Two of the most intellectually interesting and nimble people I know are an historian of science and a political scientist, the latter specializing in Constitutional law and how the media report on matters of law. In some ways the two are different intellectually, but they share at least three qualities that help account for the quality of their minds. They are empiricists. They are willing to follow the data wherever they (the data) lead, as opposed to taking a theoretical short-cut to a destination and forcing the data to come along on the vacation Second, they have a sense of irony--about the world and themselves. Third, they're widely read, far beyond their academic specialities. Their reading includes the poetry of Robinson Jeffers.
I see these two and talk with them frequently (one of the perks of this academic job of mine). This week especially I've had them in mind, however, because of the financial debacle and accompanying political circus related to the alleged collapse of Wall Street. Here I must break for a brief rant about conservatives who like to stress "personal responsibility." Arguably, excessive de-regulation (also known as chaos) led to this mess, so how about if some conservatives take personal responsibility for having pushed de-regulation too enthusiastically since, oh, about 1981? How about a simple, "I'm sorry. We were wrong"? It is, however, somewhat amusing to see Congressional Republicans saying No to Bush with regard to the bail-out. Typically, Bush seems to have seen the alleged crisis as an opportunity to try to give the Secretary of the Treasury the powers enjoyed by Henry VIII.
At this moment, when crisis meets farce, I am of course tempted to think of Jeffers and of my two colleagues who like his work. Jeffers thought the U.S. was crumbling by the mid-1940s, as demonstrated by his poem, "Shine, Perishing Republic," in which "this America settles in the mold of its vulgarity, heavily/thickening to empire,/And protest, only a bubble in the molten mass, pops and sighs out,/and the mass hardens." Later in the poem, he writes, "corruption/Never has been compulsory, when the cities lie at the monster's feet/there are left the mountains."
Well, I don't know if even the mountains are left, what with ski resorts, open-pit mining, the spread of suburbia, drought in the Rockies, and all those noisy snow-mobiles and three-wheelers out there. In any event, today I seem to hear Jeffers whispering "See, I told you so."

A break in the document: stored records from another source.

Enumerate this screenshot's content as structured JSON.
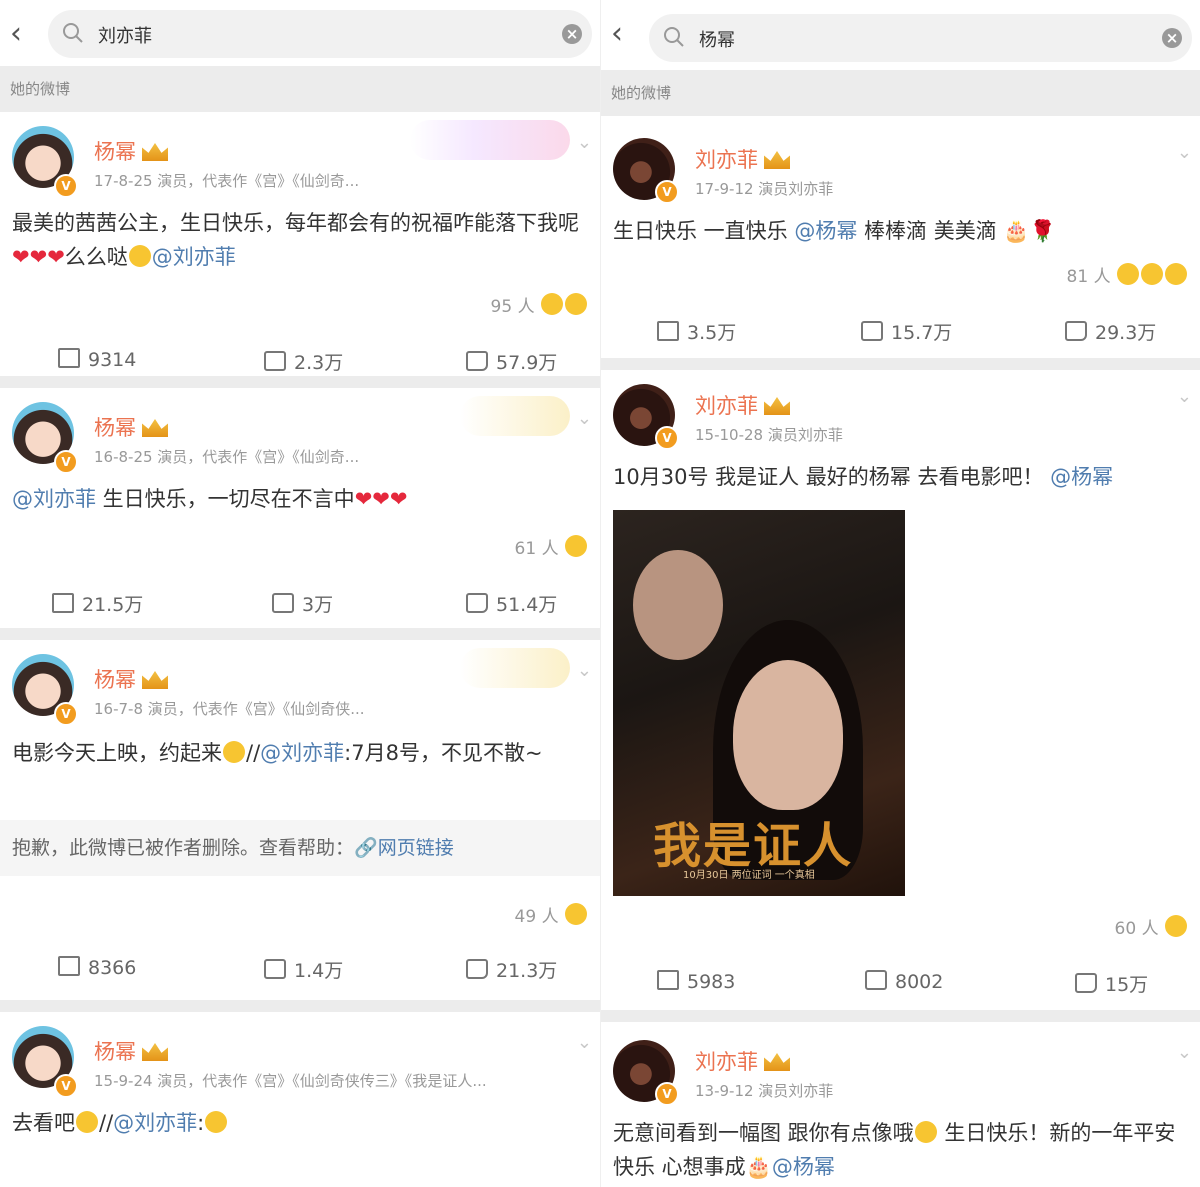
{
  "left": {
    "search_query": "刘亦菲",
    "section_label": "她的微博",
    "posts": [
      {
        "author": "杨幂",
        "meta": "17-8-25  演员，代表作《宫》《仙剑奇...",
        "text_a": "最美的茜茜公主，生日快乐，每年都会有的祝福咋能落下我呢",
        "text_b": "么么哒",
        "mention": "@刘亦菲",
        "likes_people": "95 人",
        "repost": "9314",
        "comment": "2.3万",
        "like": "57.9万"
      },
      {
        "author": "杨幂",
        "meta": "16-8-25  演员，代表作《宫》《仙剑奇...",
        "mention": "@刘亦菲",
        "text_a": " 生日快乐，一切尽在不言中",
        "likes_people": "61 人",
        "repost": "21.5万",
        "comment": "3万",
        "like": "51.4万"
      },
      {
        "author": "杨幂",
        "meta": "16-7-8  演员，代表作《宫》《仙剑奇侠...",
        "text_a": "电影今天上映，约起来",
        "text_b": "//",
        "mention": "@刘亦菲",
        "text_c": ":7月8号，不见不散~",
        "deleted_text": "抱歉，此微博已被作者删除。查看帮助：",
        "deleted_link": "网页链接",
        "likes_people": "49 人",
        "repost": "8366",
        "comment": "1.4万",
        "like": "21.3万"
      },
      {
        "author": "杨幂",
        "meta": "15-9-24  演员，代表作《宫》《仙剑奇侠传三》《我是证人...",
        "text_a": "去看吧",
        "text_b": "//",
        "mention": "@刘亦菲",
        "text_c": ":"
      }
    ]
  },
  "right": {
    "search_query": "杨幂",
    "section_label": "她的微博",
    "posts": [
      {
        "author": "刘亦菲",
        "meta": "17-9-12  演员刘亦菲",
        "text_a": "生日快乐 一直快乐 ",
        "mention": "@杨幂",
        "text_b": " 棒棒滴 美美滴",
        "likes_people": "81 人",
        "repost": "3.5万",
        "comment": "15.7万",
        "like": "29.3万"
      },
      {
        "author": "刘亦菲",
        "meta": "15-10-28  演员刘亦菲",
        "text_a": "10月30号 我是证人 最好的杨幂 去看电影吧！",
        "mention": "@杨幂",
        "poster_title": "我是证人",
        "poster_sub": "10月30日 两位证词 一个真相",
        "likes_people": "60 人",
        "repost": "5983",
        "comment": "8002",
        "like": "15万"
      },
      {
        "author": "刘亦菲",
        "meta": "13-9-12  演员刘亦菲",
        "text_a": "无意间看到一幅图 跟你有点像哦",
        "text_b": " 生日快乐！新的一年平安 快乐 心想事成",
        "mention": "@杨幂"
      }
    ]
  }
}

I suppose it's only fair to concede that Jeffers was a bit of a misanthrope and pessimist; a few friends and family excepted, he tended to prefer the sea, large rocks, and hawks to humans. There is a chance, however, that the current corruption, mismanagement, and inept political spectacle might shock even Jeffers. I'll have to check with my colleagues to see what they think.

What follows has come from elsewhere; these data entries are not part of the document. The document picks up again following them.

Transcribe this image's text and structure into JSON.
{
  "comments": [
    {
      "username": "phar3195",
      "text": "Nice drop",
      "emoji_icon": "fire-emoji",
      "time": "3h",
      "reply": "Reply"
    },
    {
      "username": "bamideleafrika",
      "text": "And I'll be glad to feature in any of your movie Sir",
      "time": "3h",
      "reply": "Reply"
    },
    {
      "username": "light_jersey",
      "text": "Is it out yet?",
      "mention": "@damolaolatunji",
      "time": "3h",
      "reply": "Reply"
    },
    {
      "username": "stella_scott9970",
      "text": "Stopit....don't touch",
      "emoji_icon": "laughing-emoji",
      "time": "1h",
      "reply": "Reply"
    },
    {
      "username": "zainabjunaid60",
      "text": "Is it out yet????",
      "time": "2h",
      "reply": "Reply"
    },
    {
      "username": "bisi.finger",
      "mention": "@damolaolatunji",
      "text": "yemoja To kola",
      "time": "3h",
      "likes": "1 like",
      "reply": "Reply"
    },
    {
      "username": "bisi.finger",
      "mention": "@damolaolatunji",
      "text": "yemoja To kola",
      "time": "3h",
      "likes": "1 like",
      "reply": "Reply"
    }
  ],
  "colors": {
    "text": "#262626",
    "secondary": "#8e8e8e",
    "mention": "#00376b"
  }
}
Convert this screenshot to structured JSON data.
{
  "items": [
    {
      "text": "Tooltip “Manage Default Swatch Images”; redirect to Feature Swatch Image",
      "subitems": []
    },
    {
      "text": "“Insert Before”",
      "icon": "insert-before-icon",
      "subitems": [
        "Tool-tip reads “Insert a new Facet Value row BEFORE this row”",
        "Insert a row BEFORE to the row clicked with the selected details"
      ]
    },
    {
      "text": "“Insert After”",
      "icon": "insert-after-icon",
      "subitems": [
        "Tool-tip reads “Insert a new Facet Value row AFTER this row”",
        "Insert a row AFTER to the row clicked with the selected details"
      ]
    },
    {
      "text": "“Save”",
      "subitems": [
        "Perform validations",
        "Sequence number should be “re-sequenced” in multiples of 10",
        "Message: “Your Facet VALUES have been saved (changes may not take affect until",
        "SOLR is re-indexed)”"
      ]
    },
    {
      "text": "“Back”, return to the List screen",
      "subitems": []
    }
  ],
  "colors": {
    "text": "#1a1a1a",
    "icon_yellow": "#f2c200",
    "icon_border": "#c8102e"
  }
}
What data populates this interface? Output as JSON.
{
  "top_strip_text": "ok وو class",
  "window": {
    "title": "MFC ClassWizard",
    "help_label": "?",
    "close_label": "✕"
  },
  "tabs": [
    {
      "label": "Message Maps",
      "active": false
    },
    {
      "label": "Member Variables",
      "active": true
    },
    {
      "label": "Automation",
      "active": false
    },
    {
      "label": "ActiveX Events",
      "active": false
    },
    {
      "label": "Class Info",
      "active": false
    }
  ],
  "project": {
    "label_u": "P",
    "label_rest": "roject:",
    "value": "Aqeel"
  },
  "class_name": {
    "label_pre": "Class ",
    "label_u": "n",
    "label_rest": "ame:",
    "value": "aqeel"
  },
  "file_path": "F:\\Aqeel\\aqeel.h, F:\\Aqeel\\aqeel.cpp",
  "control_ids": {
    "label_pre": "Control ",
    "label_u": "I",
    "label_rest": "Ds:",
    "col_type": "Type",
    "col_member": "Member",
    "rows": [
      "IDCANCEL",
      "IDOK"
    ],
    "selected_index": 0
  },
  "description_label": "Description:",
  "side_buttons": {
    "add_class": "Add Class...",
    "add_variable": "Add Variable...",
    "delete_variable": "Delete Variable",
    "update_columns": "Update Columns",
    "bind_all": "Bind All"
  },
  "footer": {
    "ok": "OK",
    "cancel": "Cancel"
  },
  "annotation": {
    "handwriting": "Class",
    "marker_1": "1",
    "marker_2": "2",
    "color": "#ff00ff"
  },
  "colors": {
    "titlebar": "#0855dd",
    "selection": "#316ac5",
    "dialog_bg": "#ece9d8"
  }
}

Anyway, Robinson, the republic (or empire) seems to be living down to your expectations these days. Maybe this is a good day to read some of e.e. cummings more exuberant, life-affirming poetry and take a break from Jeffers' rocks and hawks